** What you should do **
Identify all lines of the data containing the string "fortest" and copy them.

Data shown Start Marker

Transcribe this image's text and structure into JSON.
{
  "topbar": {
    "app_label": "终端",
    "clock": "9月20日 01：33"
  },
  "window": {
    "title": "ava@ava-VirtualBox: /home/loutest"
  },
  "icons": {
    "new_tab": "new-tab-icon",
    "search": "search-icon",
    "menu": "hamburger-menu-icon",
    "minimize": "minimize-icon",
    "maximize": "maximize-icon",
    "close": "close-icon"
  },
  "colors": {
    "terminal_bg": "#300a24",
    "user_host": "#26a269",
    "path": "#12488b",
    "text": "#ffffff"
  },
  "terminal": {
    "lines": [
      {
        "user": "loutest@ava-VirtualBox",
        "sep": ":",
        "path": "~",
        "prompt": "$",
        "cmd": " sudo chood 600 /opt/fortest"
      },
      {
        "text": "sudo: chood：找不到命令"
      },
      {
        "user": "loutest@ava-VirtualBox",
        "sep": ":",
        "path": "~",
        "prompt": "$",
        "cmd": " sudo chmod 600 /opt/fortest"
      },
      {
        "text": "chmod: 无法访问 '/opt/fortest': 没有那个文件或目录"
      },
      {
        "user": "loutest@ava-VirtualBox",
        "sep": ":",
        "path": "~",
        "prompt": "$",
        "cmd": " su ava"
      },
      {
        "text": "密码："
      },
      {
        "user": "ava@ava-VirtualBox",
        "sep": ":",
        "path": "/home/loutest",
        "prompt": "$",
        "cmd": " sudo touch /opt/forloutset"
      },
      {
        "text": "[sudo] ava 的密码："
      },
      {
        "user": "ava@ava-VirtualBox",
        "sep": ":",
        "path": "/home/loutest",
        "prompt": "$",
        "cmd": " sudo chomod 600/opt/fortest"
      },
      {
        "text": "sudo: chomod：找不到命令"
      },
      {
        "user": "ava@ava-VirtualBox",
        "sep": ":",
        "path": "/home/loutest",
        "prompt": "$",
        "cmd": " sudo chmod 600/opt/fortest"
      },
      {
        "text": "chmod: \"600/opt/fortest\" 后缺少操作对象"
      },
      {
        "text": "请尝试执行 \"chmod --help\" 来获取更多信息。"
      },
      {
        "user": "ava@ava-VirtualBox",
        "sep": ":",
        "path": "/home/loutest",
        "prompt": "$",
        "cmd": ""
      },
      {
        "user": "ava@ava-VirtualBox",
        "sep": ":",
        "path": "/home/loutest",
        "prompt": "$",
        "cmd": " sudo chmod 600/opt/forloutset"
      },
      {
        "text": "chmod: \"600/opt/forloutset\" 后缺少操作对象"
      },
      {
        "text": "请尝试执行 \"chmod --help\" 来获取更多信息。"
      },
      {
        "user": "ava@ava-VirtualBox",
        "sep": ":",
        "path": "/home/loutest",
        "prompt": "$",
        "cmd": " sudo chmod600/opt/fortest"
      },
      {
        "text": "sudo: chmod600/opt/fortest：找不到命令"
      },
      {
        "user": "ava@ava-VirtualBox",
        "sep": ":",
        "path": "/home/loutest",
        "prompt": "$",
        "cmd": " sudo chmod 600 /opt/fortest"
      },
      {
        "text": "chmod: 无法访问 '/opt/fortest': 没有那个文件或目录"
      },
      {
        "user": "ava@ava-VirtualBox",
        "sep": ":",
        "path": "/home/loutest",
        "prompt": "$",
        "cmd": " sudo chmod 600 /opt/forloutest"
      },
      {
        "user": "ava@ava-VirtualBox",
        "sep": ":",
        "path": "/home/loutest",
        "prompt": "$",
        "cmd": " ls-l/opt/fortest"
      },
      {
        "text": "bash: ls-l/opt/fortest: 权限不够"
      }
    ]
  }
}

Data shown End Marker

** Exercise result **
        "cmd": " sudo chood 600 /opt/fortest"
        "cmd": " sudo chmod 600 /opt/fortest"
        "text": "chmod: 无法访问 '/opt/fortest': 没有那个文件或目录"
        "cmd": " sudo chomod 600/opt/fortest"
        "cmd": " sudo chmod 600/opt/fortest"
        "text": "chmod: \"600/opt/fortest\" 后缺少操作对象"
        "cmd": " sudo chmod600/opt/fortest"
        "text": "sudo: chmod600/opt/fortest：找不到命令"
        "cmd": " sudo chmod 600 /opt/fortest"
        "text": "chmod: 无法访问 '/opt/fortest': 没有那个文件或目录"
        "cmd": " ls-l/opt/fortest"
        "text": "bash: ls-l/opt/fortest: 权限不够"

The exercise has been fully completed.